It was not long until he no longer went with the sheep to the pastures. Instead of getting up early to be with the sheep and see about their condition, he would arise early in the morning to study the latest market trends and analyze the latest techniques on how to raise sheep. Instead of going with the sheep he hired others to go with the flock while he remained at the house, working on his computer and busying himself with running such a vast organization. The sheep no longer knew his voice and he no longer knew their name. At first he tried to keep up, but it became impossible, for to know their name he needed to spend time with them, and time was something that he did not have. Thus he trusted others to do what he could not do. He no longer knew which of the ewes were sick or which of the lambs had become lost and been devoured by a mountain lion. Instead he was given a report each day that showed the number of births of new lambs and the number of ewes purchased at the local market. The report also showed how many of the flock were lost to wild animals and to illness, but as long as the births and purchases were greater than the number lost and the flock was still growing, he felt satisfied and content.
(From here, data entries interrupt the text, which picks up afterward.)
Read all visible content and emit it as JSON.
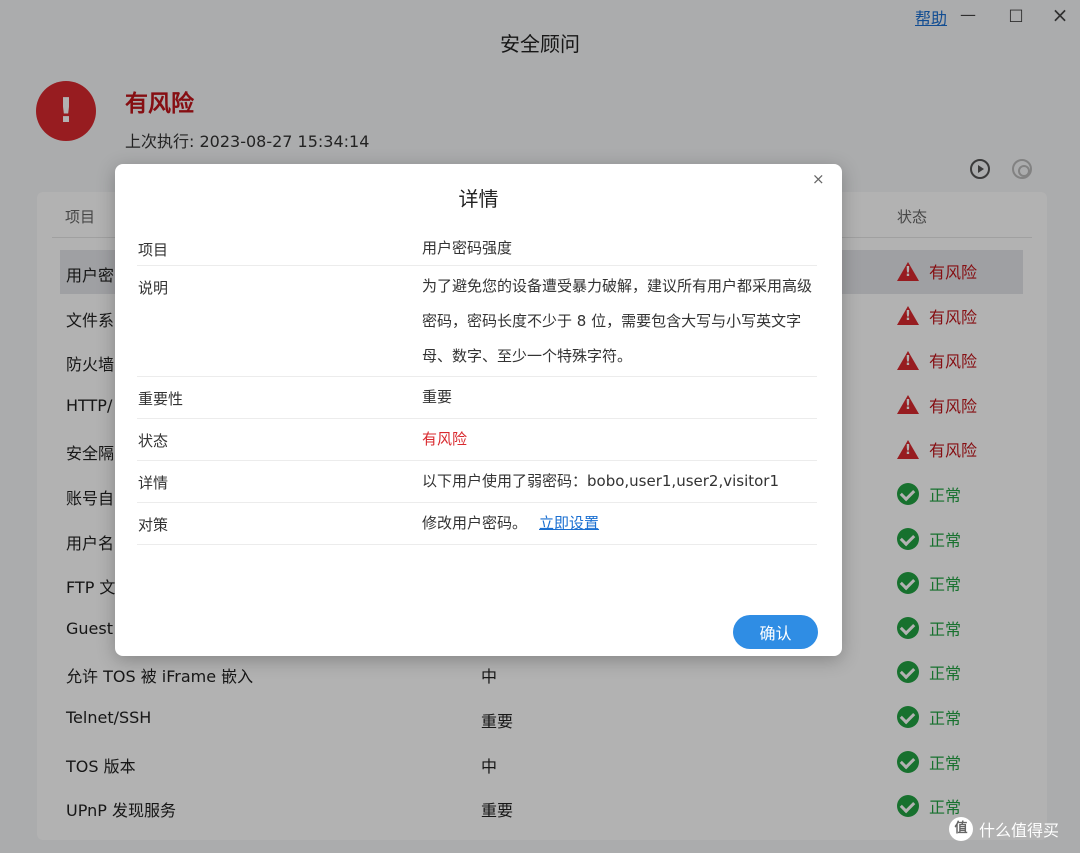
{
  "window": {
    "title": "安全顾问",
    "help_label": "帮助",
    "min_glyph": "—",
    "max_glyph": "□",
    "close_glyph": "×"
  },
  "summary": {
    "status": "有风险",
    "status_glyph": "!",
    "last_run_text": "上次执行: 2023-08-27 15:34:14"
  },
  "table": {
    "headers": {
      "item": "项目",
      "status": "状态"
    },
    "rows": [
      {
        "name": "用户密",
        "level": "",
        "status": "有风险",
        "risk": true
      },
      {
        "name": "文件系",
        "level": "",
        "status": "有风险",
        "risk": true
      },
      {
        "name": "防火墙",
        "level": "",
        "status": "有风险",
        "risk": true
      },
      {
        "name": "HTTP/",
        "level": "",
        "status": "有风险",
        "risk": true
      },
      {
        "name": "安全隔",
        "level": "",
        "status": "有风险",
        "risk": true
      },
      {
        "name": "账号自",
        "level": "",
        "status": "正常",
        "risk": false
      },
      {
        "name": "用户名",
        "level": "",
        "status": "正常",
        "risk": false
      },
      {
        "name": "FTP 文",
        "level": "",
        "status": "正常",
        "risk": false
      },
      {
        "name": "Guest",
        "level": "",
        "status": "正常",
        "risk": false
      },
      {
        "name": "允许 TOS 被 iFrame 嵌入",
        "level": "中",
        "status": "正常",
        "risk": false
      },
      {
        "name": "Telnet/SSH",
        "level": "重要",
        "status": "正常",
        "risk": false
      },
      {
        "name": "TOS 版本",
        "level": "中",
        "status": "正常",
        "risk": false
      },
      {
        "name": "UPnP 发现服务",
        "level": "重要",
        "status": "正常",
        "risk": false
      }
    ]
  },
  "modal": {
    "title": "详情",
    "close_glyph": "×",
    "fields": {
      "item_label": "项目",
      "item_value": "用户密码强度",
      "desc_label": "说明",
      "desc_value": "为了避免您的设备遭受暴力破解，建议所有用户都采用高级密码，密码长度不少于 8 位，需要包含大写与小写英文字母、数字、至少一个特殊字符。",
      "importance_label": "重要性",
      "importance_value": "重要",
      "status_label": "状态",
      "status_value": "有风险",
      "detail_label": "详情",
      "detail_value": "以下用户使用了弱密码：bobo,user1,user2,visitor1",
      "action_label": "对策",
      "action_value": "修改用户密码。",
      "action_link": "立即设置"
    },
    "confirm_label": "确认"
  },
  "watermark": {
    "logo": "值",
    "text": "什么值得买"
  },
  "colors": {
    "risk": "#d9292e",
    "ok": "#22a243",
    "accent": "#2f8de4"
  }
}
Instead of spending his time with the sheep each day, he spent his day with the people he had hired to care for the sheep, planning new strategies and projections on how to make the flock larger and bigger and how he might have better rams at next year’s state fair.

One day, with stark realization, he came to realize that he was no longer a shepherd. That fateful day he was sitting in his large chair in his large office at his large desk when he suddenly thought of his special lamb and he wondered how she was doing. At first he had still made sure that she had received special care and he would go and visit her, even when he was busy, to make sure she was OK. But it seemed as though he was much too busy anymore for any such trips. It was not as if he abandoned her, it was just that in the busyness of his day, he forgot all about her. He called one of his hired men and ask him how his special lamb was doing. “Her,” the hired man replied, “Why she was killed by a mountain lion over a year ago. She did not come in with the rest of the flock and no one went to look for her for we were all too busy taking care of the rest of the flock, and besides, it was a dark and stormy night and one of us might have been killed by one of the wild animals, so we did not want to take the risk. Well, it doesn’t matter, for she was just one lamb, and she was always sickly anyway. She always demanded so much of our time that it was probably best that she is gone, for now we can take care of more sheep without being troubled by her.” When he heard what happened, great sadness filled his heart, for he suddenly realized he no longer had time to care for each sheep. Instead, he was a CEO of a wool and sheep business. He realized that the one thing he loved the most was being a shepherd who cared for his sheep, who knew each sheep by name. Now, with the tragedy of a broken heart that only comes with the emptiness of regrets and forgotten dreams, he realized that he no longer was a shepherd.

“I am the good shepherd. The good shepherd lays down his life for the sheep. The hired hand is not the shepherd who owns the sheep. So when he sees the wolf coming, he abandons the sheep and runs away. Then the wolf attacks the flock and scatters it. The man runs away because he is a hired hand and cares nothing for the sheep. I am the good shepherd; I know my sheep and my sheep know me—just as the Father knows me and I know the Father—and I lay down my life for the sheep.” (John 10:11-15).

“Be shepherds of God’s flock that is under your care, serving as overseers—not because you must, but because you are willing, as God wants you to be; not greedy for money, but eager to serve; not lording it over those entrusted to you, but being examples to the flock. And when the Chief Shepherd appears, you will receive the crown of glory that will never fade away.” (1 Peter 5:2-4).